### Data records
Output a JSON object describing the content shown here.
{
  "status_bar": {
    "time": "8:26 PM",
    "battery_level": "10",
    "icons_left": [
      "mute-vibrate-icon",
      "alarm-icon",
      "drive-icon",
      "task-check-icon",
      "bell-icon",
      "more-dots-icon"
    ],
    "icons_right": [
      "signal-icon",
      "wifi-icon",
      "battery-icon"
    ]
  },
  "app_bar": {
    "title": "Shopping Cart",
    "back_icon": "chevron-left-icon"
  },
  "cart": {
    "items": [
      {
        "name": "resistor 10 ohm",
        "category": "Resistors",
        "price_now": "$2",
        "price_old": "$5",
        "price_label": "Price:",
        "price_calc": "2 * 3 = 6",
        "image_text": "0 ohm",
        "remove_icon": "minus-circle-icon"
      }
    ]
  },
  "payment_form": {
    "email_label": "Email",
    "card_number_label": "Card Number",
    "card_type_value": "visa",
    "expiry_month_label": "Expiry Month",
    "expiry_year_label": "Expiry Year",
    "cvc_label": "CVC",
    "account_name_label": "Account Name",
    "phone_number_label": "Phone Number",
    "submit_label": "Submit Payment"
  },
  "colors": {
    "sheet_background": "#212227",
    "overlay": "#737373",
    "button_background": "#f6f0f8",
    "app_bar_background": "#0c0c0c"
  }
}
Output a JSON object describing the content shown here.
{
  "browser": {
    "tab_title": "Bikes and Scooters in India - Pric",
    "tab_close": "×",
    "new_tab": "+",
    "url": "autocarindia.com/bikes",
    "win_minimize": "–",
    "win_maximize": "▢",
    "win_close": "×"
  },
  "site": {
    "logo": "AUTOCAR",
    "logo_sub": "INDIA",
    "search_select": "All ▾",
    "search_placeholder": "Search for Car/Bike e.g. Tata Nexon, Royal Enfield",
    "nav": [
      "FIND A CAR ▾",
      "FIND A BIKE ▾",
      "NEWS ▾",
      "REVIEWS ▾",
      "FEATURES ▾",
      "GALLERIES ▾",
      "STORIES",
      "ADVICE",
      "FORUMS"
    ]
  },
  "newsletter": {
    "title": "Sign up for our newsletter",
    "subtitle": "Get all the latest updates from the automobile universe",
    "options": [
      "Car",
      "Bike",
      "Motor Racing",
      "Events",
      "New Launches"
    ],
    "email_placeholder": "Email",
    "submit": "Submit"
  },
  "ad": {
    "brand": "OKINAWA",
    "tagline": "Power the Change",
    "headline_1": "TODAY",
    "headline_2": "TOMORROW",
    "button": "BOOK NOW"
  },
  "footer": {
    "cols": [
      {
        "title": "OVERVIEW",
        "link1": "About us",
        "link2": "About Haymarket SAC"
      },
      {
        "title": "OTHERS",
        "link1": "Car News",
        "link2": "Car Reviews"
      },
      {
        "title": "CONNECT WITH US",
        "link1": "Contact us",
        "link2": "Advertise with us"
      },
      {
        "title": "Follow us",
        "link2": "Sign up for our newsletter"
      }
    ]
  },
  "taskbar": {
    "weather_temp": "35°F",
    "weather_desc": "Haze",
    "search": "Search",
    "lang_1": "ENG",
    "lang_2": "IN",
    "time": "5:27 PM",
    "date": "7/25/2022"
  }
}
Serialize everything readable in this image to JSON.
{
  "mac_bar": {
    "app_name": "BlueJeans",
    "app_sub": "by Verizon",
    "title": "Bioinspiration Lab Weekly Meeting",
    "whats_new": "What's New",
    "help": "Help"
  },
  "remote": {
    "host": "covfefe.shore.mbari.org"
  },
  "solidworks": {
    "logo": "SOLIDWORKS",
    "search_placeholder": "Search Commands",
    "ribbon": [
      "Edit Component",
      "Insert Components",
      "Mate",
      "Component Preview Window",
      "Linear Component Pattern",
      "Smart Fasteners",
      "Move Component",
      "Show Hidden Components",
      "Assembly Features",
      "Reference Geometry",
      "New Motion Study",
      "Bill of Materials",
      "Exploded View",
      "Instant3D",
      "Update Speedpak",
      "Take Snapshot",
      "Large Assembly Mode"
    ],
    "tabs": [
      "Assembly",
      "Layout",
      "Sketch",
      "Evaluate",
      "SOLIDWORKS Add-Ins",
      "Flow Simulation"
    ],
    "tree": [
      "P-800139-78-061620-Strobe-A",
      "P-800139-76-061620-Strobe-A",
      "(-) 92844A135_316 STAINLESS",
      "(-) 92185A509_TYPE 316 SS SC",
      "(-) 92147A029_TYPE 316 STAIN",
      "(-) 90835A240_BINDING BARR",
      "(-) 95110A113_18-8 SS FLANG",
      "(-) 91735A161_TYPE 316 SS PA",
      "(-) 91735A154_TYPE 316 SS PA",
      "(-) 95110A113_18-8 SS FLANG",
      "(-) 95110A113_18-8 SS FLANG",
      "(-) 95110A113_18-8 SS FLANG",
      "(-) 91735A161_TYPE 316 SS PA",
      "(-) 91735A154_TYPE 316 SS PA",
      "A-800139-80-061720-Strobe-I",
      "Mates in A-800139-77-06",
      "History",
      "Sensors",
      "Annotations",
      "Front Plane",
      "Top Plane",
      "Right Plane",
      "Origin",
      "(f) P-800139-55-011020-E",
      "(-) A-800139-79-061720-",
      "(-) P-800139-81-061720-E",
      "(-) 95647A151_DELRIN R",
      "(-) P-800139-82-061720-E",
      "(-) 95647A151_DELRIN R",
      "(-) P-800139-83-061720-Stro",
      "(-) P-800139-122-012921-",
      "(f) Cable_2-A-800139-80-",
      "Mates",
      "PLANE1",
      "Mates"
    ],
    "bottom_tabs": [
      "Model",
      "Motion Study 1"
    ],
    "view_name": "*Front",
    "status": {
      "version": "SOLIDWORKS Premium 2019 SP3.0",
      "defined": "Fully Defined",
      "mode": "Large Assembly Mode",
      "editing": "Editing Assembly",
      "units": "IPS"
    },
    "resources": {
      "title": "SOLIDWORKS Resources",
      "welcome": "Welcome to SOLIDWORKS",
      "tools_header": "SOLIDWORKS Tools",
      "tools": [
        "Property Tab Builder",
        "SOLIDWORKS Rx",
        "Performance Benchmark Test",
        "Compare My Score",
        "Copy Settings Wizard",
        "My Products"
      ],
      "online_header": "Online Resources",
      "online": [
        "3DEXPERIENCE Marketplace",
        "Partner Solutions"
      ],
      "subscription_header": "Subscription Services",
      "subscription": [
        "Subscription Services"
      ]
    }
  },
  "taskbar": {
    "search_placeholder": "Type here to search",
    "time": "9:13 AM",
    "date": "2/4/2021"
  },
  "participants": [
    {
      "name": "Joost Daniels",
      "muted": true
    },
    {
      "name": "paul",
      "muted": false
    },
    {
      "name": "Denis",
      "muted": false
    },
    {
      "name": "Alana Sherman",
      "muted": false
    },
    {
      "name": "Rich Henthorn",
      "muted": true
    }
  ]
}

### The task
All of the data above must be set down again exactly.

### Response to the exercise
Output a JSON object describing the content shown here.
{
  "status_bar": {
    "time": "8:26 PM",
    "battery_level": "10",
    "icons_left": [
      "mute-vibrate-icon",
      "alarm-icon",
      "drive-icon",
      "task-check-icon",
      "bell-icon",
      "more-dots-icon"
    ],
    "icons_right": [
      "signal-icon",
      "wifi-icon",
      "battery-icon"
    ]
  },
  "app_bar": {
    "title": "Shopping Cart",
    "back_icon": "chevron-left-icon"
  },
  "cart": {
    "items": [
      {
        "name": "resistor 10 ohm",
        "category": "Resistors",
        "price_now": "$2",
        "price_old": "$5",
        "price_label": "Price:",
        "price_calc": "2 * 3 = 6",
        "image_text": "0 ohm",
        "remove_icon": "minus-circle-icon"
      }
    ]
  },
  "payment_form": {
    "email_label": "Email",
    "card_number_label": "Card Number",
    "card_type_value": "visa",
    "expiry_month_label": "Expiry Month",
    "expiry_year_label": "Expiry Year",
    "cvc_label": "CVC",
    "account_name_label": "Account Name",
    "phone_number_label": "Phone Number",
    "submit_label": "Submit Payment"
  },
  "colors": {
    "sheet_background": "#212227",
    "overlay": "#737373",
    "button_background": "#f6f0f8",
    "app_bar_background": "#0c0c0c"
  }
}
Output a JSON object describing the content shown here.
{
  "browser": {
    "tab_title": "Bikes and Scooters in India - Pric",
    "tab_close": "×",
    "new_tab": "+",
    "url": "autocarindia.com/bikes",
    "win_minimize": "–",
    "win_maximize": "▢",
    "win_close": "×"
  },
  "site": {
    "logo": "AUTOCAR",
    "logo_sub": "INDIA",
    "search_select": "All ▾",
    "search_placeholder": "Search for Car/Bike e.g. Tata Nexon, Royal Enfield",
    "nav": [
      "FIND A CAR ▾",
      "FIND A BIKE ▾",
      "NEWS ▾",
      "REVIEWS ▾",
      "FEATURES ▾",
      "GALLERIES ▾",
      "STORIES",
      "ADVICE",
      "FORUMS"
    ]
  },
  "newsletter": {
    "title": "Sign up for our newsletter",
    "subtitle": "Get all the latest updates from the automobile universe",
    "options": [
      "Car",
      "Bike",
      "Motor Racing",
      "Events",
      "New Launches"
    ],
    "email_placeholder": "Email",
    "submit": "Submit"
  },
  "ad": {
    "brand": "OKINAWA",
    "tagline": "Power the Change",
    "headline_1": "TODAY",
    "headline_2": "TOMORROW",
    "button": "BOOK NOW"
  },
  "footer": {
    "cols": [
      {
        "title": "OVERVIEW",
        "link1": "About us",
        "link2": "About Haymarket SAC"
      },
      {
        "title": "OTHERS",
        "link1": "Car News",
        "link2": "Car Reviews"
      },
      {
        "title": "CONNECT WITH US",
        "link1": "Contact us",
        "link2": "Advertise with us"
      },
      {
        "title": "Follow us",
        "link2": "Sign up for our newsletter"
      }
    ]
  },
  "taskbar": {
    "weather_temp": "35°F",
    "weather_desc": "Haze",
    "search": "Search",
    "lang_1": "ENG",
    "lang_2": "IN",
    "time": "5:27 PM",
    "date": "7/25/2022"
  }
}
Serialize everything readable in this image to JSON.
{
  "mac_bar": {
    "app_name": "BlueJeans",
    "app_sub": "by Verizon",
    "title": "Bioinspiration Lab Weekly Meeting",
    "whats_new": "What's New",
    "help": "Help"
  },
  "remote": {
    "host": "covfefe.shore.mbari.org"
  },
  "solidworks": {
    "logo": "SOLIDWORKS",
    "search_placeholder": "Search Commands",
    "ribbon": [
      "Edit Component",
      "Insert Components",
      "Mate",
      "Component Preview Window",
      "Linear Component Pattern",
      "Smart Fasteners",
      "Move Component",
      "Show Hidden Components",
      "Assembly Features",
      "Reference Geometry",
      "New Motion Study",
      "Bill of Materials",
      "Exploded View",
      "Instant3D",
      "Update Speedpak",
      "Take Snapshot",
      "Large Assembly Mode"
    ],
    "tabs": [
      "Assembly",
      "Layout",
      "Sketch",
      "Evaluate",
      "SOLIDWORKS Add-Ins",
      "Flow Simulation"
    ],
    "tree": [
      "P-800139-78-061620-Strobe-A",
      "P-800139-76-061620-Strobe-A",
      "(-) 92844A135_316 STAINLESS",
      "(-) 92185A509_TYPE 316 SS SC",
      "(-) 92147A029_TYPE 316 STAIN",
      "(-) 90835A240_BINDING BARR",
      "(-) 95110A113_18-8 SS FLANG",
      "(-) 91735A161_TYPE 316 SS PA",
      "(-) 91735A154_TYPE 316 SS PA",
      "(-) 95110A113_18-8 SS FLANG",
      "(-) 95110A113_18-8 SS FLANG",
      "(-) 95110A113_18-8 SS FLANG",
      "(-) 91735A161_TYPE 316 SS PA",
      "(-) 91735A154_TYPE 316 SS PA",
      "A-800139-80-061720-Strobe-I",
      "Mates in A-800139-77-06",
      "History",
      "Sensors",
      "Annotations",
      "Front Plane",
      "Top Plane",
      "Right Plane",
      "Origin",
      "(f) P-800139-55-011020-E",
      "(-) A-800139-79-061720-",
      "(-) P-800139-81-061720-E",
      "(-) 95647A151_DELRIN R",
      "(-) P-800139-82-061720-E",
      "(-) 95647A151_DELRIN R",
      "(-) P-800139-83-061720-Stro",
      "(-) P-800139-122-012921-",
      "(f) Cable_2-A-800139-80-",
      "Mates",
      "PLANE1",
      "Mates"
    ],
    "bottom_tabs": [
      "Model",
      "Motion Study 1"
    ],
    "view_name": "*Front",
    "status": {
      "version": "SOLIDWORKS Premium 2019 SP3.0",
      "defined": "Fully Defined",
      "mode": "Large Assembly Mode",
      "editing": "Editing Assembly",
      "units": "IPS"
    },
    "resources": {
      "title": "SOLIDWORKS Resources",
      "welcome": "Welcome to SOLIDWORKS",
      "tools_header": "SOLIDWORKS Tools",
      "tools": [
        "Property Tab Builder",
        "SOLIDWORKS Rx",
        "Performance Benchmark Test",
        "Compare My Score",
        "Copy Settings Wizard",
        "My Products"
      ],
      "online_header": "Online Resources",
      "online": [
        "3DEXPERIENCE Marketplace",
        "Partner Solutions"
      ],
      "subscription_header": "Subscription Services",
      "subscription": [
        "Subscription Services"
      ]
    }
  },
  "taskbar": {
    "search_placeholder": "Type here to search",
    "time": "9:13 AM",
    "date": "2/4/2021"
  },
  "participants": [
    {
      "name": "Joost Daniels",
      "muted": true
    },
    {
      "name": "paul",
      "muted": false
    },
    {
      "name": "Denis",
      "muted": false
    },
    {
      "name": "Alana Sherman",
      "muted": false
    },
    {
      "name": "Rich Henthorn",
      "muted": true
    }
  ]
}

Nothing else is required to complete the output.